-- Opening Marker --

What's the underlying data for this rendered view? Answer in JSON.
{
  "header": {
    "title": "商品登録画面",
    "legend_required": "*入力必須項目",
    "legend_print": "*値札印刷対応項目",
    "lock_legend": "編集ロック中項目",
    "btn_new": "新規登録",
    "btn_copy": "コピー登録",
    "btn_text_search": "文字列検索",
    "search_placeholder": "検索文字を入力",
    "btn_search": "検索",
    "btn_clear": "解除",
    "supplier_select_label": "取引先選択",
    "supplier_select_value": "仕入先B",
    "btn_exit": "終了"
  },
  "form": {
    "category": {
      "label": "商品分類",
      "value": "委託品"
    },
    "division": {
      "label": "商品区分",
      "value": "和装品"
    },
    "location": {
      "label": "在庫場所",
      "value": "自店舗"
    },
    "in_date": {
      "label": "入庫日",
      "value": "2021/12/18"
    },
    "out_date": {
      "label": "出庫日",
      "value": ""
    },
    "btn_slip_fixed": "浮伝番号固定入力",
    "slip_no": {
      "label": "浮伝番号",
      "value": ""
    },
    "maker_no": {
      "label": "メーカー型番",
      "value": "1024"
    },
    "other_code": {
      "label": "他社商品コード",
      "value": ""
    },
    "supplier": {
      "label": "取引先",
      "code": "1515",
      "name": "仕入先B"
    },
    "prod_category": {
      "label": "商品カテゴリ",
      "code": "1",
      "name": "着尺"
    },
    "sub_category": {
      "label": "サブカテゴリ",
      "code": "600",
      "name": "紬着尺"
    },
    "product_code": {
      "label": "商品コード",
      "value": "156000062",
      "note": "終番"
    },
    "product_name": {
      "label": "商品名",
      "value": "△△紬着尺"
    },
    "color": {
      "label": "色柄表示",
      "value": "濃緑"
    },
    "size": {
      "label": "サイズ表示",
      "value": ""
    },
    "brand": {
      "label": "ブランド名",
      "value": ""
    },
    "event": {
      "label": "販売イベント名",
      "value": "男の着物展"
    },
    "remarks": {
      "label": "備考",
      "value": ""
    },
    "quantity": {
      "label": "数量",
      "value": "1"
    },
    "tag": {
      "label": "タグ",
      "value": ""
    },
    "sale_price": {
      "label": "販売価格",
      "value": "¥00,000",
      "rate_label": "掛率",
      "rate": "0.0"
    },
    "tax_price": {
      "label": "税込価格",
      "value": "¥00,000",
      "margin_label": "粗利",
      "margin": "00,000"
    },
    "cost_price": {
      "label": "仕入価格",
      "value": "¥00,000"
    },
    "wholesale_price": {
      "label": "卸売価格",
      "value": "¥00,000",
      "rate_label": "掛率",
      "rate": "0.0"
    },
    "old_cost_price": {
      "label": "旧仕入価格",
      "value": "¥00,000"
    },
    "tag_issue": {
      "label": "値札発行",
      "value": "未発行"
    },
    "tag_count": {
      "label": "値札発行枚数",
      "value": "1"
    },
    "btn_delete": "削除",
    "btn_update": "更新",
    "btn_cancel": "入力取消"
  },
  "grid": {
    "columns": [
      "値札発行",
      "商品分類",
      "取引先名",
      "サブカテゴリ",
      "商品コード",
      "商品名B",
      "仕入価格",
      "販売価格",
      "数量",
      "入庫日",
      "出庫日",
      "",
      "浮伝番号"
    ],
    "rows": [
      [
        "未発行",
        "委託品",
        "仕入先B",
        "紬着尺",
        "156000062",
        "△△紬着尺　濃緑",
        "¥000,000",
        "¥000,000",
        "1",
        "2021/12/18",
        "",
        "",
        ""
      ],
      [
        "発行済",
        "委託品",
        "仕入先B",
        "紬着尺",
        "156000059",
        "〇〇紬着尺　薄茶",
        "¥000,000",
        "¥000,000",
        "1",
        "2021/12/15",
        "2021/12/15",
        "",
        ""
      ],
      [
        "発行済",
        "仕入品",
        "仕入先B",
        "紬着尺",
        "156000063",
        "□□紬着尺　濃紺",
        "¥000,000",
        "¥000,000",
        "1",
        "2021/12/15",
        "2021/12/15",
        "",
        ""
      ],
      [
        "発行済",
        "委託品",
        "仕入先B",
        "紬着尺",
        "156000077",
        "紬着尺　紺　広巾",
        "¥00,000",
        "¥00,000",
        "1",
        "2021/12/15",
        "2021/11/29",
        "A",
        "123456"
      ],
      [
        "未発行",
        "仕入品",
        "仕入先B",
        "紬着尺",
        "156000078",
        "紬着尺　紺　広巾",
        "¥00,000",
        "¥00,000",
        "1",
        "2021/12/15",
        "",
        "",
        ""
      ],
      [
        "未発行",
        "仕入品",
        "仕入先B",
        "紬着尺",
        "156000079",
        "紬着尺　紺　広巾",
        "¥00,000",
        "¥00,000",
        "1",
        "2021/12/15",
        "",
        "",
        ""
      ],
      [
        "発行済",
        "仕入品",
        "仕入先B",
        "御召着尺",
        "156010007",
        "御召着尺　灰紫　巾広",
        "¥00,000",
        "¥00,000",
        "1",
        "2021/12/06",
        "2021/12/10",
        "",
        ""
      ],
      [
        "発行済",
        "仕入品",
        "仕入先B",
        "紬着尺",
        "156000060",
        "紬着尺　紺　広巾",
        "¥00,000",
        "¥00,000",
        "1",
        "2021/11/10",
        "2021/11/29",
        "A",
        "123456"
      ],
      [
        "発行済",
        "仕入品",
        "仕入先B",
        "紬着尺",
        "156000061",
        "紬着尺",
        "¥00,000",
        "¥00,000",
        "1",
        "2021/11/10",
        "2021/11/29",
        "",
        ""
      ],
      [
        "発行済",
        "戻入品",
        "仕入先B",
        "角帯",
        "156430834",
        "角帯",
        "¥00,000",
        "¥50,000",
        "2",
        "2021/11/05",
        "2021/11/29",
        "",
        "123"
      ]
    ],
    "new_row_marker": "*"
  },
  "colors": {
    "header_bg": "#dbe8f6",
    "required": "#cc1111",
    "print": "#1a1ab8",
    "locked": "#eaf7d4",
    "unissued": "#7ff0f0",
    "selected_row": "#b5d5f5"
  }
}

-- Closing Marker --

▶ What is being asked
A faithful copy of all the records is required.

▶ Task solution
What's the underlying data for this rendered view? Answer in JSON.
{
  "header": {
    "title": "商品登録画面",
    "legend_required": "*入力必須項目",
    "legend_print": "*値札印刷対応項目",
    "lock_legend": "編集ロック中項目",
    "btn_new": "新規登録",
    "btn_copy": "コピー登録",
    "btn_text_search": "文字列検索",
    "search_placeholder": "検索文字を入力",
    "btn_search": "検索",
    "btn_clear": "解除",
    "supplier_select_label": "取引先選択",
    "supplier_select_value": "仕入先B",
    "btn_exit": "終了"
  },
  "form": {
    "category": {
      "label": "商品分類",
      "value": "委託品"
    },
    "division": {
      "label": "商品区分",
      "value": "和装品"
    },
    "location": {
      "label": "在庫場所",
      "value": "自店舗"
    },
    "in_date": {
      "label": "入庫日",
      "value": "2021/12/18"
    },
    "out_date": {
      "label": "出庫日",
      "value": ""
    },
    "btn_slip_fixed": "浮伝番号固定入力",
    "slip_no": {
      "label": "浮伝番号",
      "value": ""
    },
    "maker_no": {
      "label": "メーカー型番",
      "value": "1024"
    },
    "other_code": {
      "label": "他社商品コード",
      "value": ""
    },
    "supplier": {
      "label": "取引先",
      "code": "1515",
      "name": "仕入先B"
    },
    "prod_category": {
      "label": "商品カテゴリ",
      "code": "1",
      "name": "着尺"
    },
    "sub_category": {
      "label": "サブカテゴリ",
      "code": "600",
      "name": "紬着尺"
    },
    "product_code": {
      "label": "商品コード",
      "value": "156000062",
      "note": "終番"
    },
    "product_name": {
      "label": "商品名",
      "value": "△△紬着尺"
    },
    "color": {
      "label": "色柄表示",
      "value": "濃緑"
    },
    "size": {
      "label": "サイズ表示",
      "value": ""
    },
    "brand": {
      "label": "ブランド名",
      "value": ""
    },
    "event": {
      "label": "販売イベント名",
      "value": "男の着物展"
    },
    "remarks": {
      "label": "備考",
      "value": ""
    },
    "quantity": {
      "label": "数量",
      "value": "1"
    },
    "tag": {
      "label": "タグ",
      "value": ""
    },
    "sale_price": {
      "label": "販売価格",
      "value": "¥00,000",
      "rate_label": "掛率",
      "rate": "0.0"
    },
    "tax_price": {
      "label": "税込価格",
      "value": "¥00,000",
      "margin_label": "粗利",
      "margin": "00,000"
    },
    "cost_price": {
      "label": "仕入価格",
      "value": "¥00,000"
    },
    "wholesale_price": {
      "label": "卸売価格",
      "value": "¥00,000",
      "rate_label": "掛率",
      "rate": "0.0"
    },
    "old_cost_price": {
      "label": "旧仕入価格",
      "value": "¥00,000"
    },
    "tag_issue": {
      "label": "値札発行",
      "value": "未発行"
    },
    "tag_count": {
      "label": "値札発行枚数",
      "value": "1"
    },
    "btn_delete": "削除",
    "btn_update": "更新",
    "btn_cancel": "入力取消"
  },
  "grid": {
    "columns": [
      "値札発行",
      "商品分類",
      "取引先名",
      "サブカテゴリ",
      "商品コード",
      "商品名B",
      "仕入価格",
      "販売価格",
      "数量",
      "入庫日",
      "出庫日",
      "",
      "浮伝番号"
    ],
    "rows": [
      [
        "未発行",
        "委託品",
        "仕入先B",
        "紬着尺",
        "156000062",
        "△△紬着尺　濃緑",
        "¥000,000",
        "¥000,000",
        "1",
        "2021/12/18",
        "",
        "",
        ""
      ],
      [
        "発行済",
        "委託品",
        "仕入先B",
        "紬着尺",
        "156000059",
        "〇〇紬着尺　薄茶",
        "¥000,000",
        "¥000,000",
        "1",
        "2021/12/15",
        "2021/12/15",
        "",
        ""
      ],
      [
        "発行済",
        "仕入品",
        "仕入先B",
        "紬着尺",
        "156000063",
        "□□紬着尺　濃紺",
        "¥000,000",
        "¥000,000",
        "1",
        "2021/12/15",
        "2021/12/15",
        "",
        ""
      ],
      [
        "発行済",
        "委託品",
        "仕入先B",
        "紬着尺",
        "156000077",
        "紬着尺　紺　広巾",
        "¥00,000",
        "¥00,000",
        "1",
        "2021/12/15",
        "2021/11/29",
        "A",
        "123456"
      ],
      [
        "未発行",
        "仕入品",
        "仕入先B",
        "紬着尺",
        "156000078",
        "紬着尺　紺　広巾",
        "¥00,000",
        "¥00,000",
        "1",
        "2021/12/15",
        "",
        "",
        ""
      ],
      [
        "未発行",
        "仕入品",
        "仕入先B",
        "紬着尺",
        "156000079",
        "紬着尺　紺　広巾",
        "¥00,000",
        "¥00,000",
        "1",
        "2021/12/15",
        "",
        "",
        ""
      ],
      [
        "発行済",
        "仕入品",
        "仕入先B",
        "御召着尺",
        "156010007",
        "御召着尺　灰紫　巾広",
        "¥00,000",
        "¥00,000",
        "1",
        "2021/12/06",
        "2021/12/10",
        "",
        ""
      ],
      [
        "発行済",
        "仕入品",
        "仕入先B",
        "紬着尺",
        "156000060",
        "紬着尺　紺　広巾",
        "¥00,000",
        "¥00,000",
        "1",
        "2021/11/10",
        "2021/11/29",
        "A",
        "123456"
      ],
      [
        "発行済",
        "仕入品",
        "仕入先B",
        "紬着尺",
        "156000061",
        "紬着尺",
        "¥00,000",
        "¥00,000",
        "1",
        "2021/11/10",
        "2021/11/29",
        "",
        ""
      ],
      [
        "発行済",
        "戻入品",
        "仕入先B",
        "角帯",
        "156430834",
        "角帯",
        "¥00,000",
        "¥50,000",
        "2",
        "2021/11/05",
        "2021/11/29",
        "",
        "123"
      ]
    ],
    "new_row_marker": "*"
  },
  "colors": {
    "header_bg": "#dbe8f6",
    "required": "#cc1111",
    "print": "#1a1ab8",
    "locked": "#eaf7d4",
    "unissued": "#7ff0f0",
    "selected_row": "#b5d5f5"
  }
}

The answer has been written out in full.